(Component data from apps and pages)
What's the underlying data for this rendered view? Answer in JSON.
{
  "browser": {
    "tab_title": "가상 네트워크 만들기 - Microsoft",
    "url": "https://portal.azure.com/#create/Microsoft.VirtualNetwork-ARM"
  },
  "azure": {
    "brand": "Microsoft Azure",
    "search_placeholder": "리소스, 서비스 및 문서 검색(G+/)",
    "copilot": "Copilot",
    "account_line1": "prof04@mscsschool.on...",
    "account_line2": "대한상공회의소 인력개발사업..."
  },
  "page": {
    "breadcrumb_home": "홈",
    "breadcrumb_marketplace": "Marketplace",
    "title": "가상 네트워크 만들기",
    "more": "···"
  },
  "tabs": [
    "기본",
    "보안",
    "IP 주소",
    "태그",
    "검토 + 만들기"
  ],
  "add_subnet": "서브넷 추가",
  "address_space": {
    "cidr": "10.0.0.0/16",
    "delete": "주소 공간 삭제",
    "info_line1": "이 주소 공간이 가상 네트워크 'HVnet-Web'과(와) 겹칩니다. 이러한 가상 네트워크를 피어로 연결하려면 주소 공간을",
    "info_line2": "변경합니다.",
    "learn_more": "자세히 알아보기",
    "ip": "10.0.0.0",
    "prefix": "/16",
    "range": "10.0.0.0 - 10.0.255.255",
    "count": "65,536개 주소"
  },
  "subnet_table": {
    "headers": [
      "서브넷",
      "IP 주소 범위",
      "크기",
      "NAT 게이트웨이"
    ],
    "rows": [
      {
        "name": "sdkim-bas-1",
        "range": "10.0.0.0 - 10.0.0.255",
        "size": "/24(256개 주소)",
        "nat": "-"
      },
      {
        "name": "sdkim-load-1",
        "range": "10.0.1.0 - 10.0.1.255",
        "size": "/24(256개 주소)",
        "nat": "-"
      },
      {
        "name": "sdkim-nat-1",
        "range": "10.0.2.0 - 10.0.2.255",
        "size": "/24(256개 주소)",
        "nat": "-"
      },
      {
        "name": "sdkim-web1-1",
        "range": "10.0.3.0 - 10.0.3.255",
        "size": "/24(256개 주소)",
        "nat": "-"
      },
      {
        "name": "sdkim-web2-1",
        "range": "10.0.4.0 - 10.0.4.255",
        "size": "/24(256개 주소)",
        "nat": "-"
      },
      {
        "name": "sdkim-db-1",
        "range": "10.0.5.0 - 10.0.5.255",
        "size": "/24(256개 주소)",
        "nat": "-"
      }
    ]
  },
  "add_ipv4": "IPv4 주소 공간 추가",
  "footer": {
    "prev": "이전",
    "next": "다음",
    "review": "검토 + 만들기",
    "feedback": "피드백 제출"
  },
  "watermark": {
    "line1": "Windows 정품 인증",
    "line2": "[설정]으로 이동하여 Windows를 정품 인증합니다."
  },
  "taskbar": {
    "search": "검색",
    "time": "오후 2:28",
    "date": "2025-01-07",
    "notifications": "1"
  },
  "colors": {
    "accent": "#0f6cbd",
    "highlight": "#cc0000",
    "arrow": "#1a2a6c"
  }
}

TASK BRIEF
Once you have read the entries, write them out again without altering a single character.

ANSWER SECTION
What's the underlying data for this rendered view? Answer in JSON.
{
  "browser": {
    "tab_title": "가상 네트워크 만들기 - Microsoft",
    "url": "https://portal.azure.com/#create/Microsoft.VirtualNetwork-ARM"
  },
  "azure": {
    "brand": "Microsoft Azure",
    "search_placeholder": "리소스, 서비스 및 문서 검색(G+/)",
    "copilot": "Copilot",
    "account_line1": "prof04@mscsschool.on...",
    "account_line2": "대한상공회의소 인력개발사업..."
  },
  "page": {
    "breadcrumb_home": "홈",
    "breadcrumb_marketplace": "Marketplace",
    "title": "가상 네트워크 만들기",
    "more": "···"
  },
  "tabs": [
    "기본",
    "보안",
    "IP 주소",
    "태그",
    "검토 + 만들기"
  ],
  "add_subnet": "서브넷 추가",
  "address_space": {
    "cidr": "10.0.0.0/16",
    "delete": "주소 공간 삭제",
    "info_line1": "이 주소 공간이 가상 네트워크 'HVnet-Web'과(와) 겹칩니다. 이러한 가상 네트워크를 피어로 연결하려면 주소 공간을",
    "info_line2": "변경합니다.",
    "learn_more": "자세히 알아보기",
    "ip": "10.0.0.0",
    "prefix": "/16",
    "range": "10.0.0.0 - 10.0.255.255",
    "count": "65,536개 주소"
  },
  "subnet_table": {
    "headers": [
      "서브넷",
      "IP 주소 범위",
      "크기",
      "NAT 게이트웨이"
    ],
    "rows": [
      {
        "name": "sdkim-bas-1",
        "range": "10.0.0.0 - 10.0.0.255",
        "size": "/24(256개 주소)",
        "nat": "-"
      },
      {
        "name": "sdkim-load-1",
        "range": "10.0.1.0 - 10.0.1.255",
        "size": "/24(256개 주소)",
        "nat": "-"
      },
      {
        "name": "sdkim-nat-1",
        "range": "10.0.2.0 - 10.0.2.255",
        "size": "/24(256개 주소)",
        "nat": "-"
      },
      {
        "name": "sdkim-web1-1",
        "range": "10.0.3.0 - 10.0.3.255",
        "size": "/24(256개 주소)",
        "nat": "-"
      },
      {
        "name": "sdkim-web2-1",
        "range": "10.0.4.0 - 10.0.4.255",
        "size": "/24(256개 주소)",
        "nat": "-"
      },
      {
        "name": "sdkim-db-1",
        "range": "10.0.5.0 - 10.0.5.255",
        "size": "/24(256개 주소)",
        "nat": "-"
      }
    ]
  },
  "add_ipv4": "IPv4 주소 공간 추가",
  "footer": {
    "prev": "이전",
    "next": "다음",
    "review": "검토 + 만들기",
    "feedback": "피드백 제출"
  },
  "watermark": {
    "line1": "Windows 정품 인증",
    "line2": "[설정]으로 이동하여 Windows를 정품 인증합니다."
  },
  "taskbar": {
    "search": "검색",
    "time": "오후 2:28",
    "date": "2025-01-07",
    "notifications": "1"
  },
  "colors": {
    "accent": "#0f6cbd",
    "highlight": "#cc0000",
    "arrow": "#1a2a6c"
  }
}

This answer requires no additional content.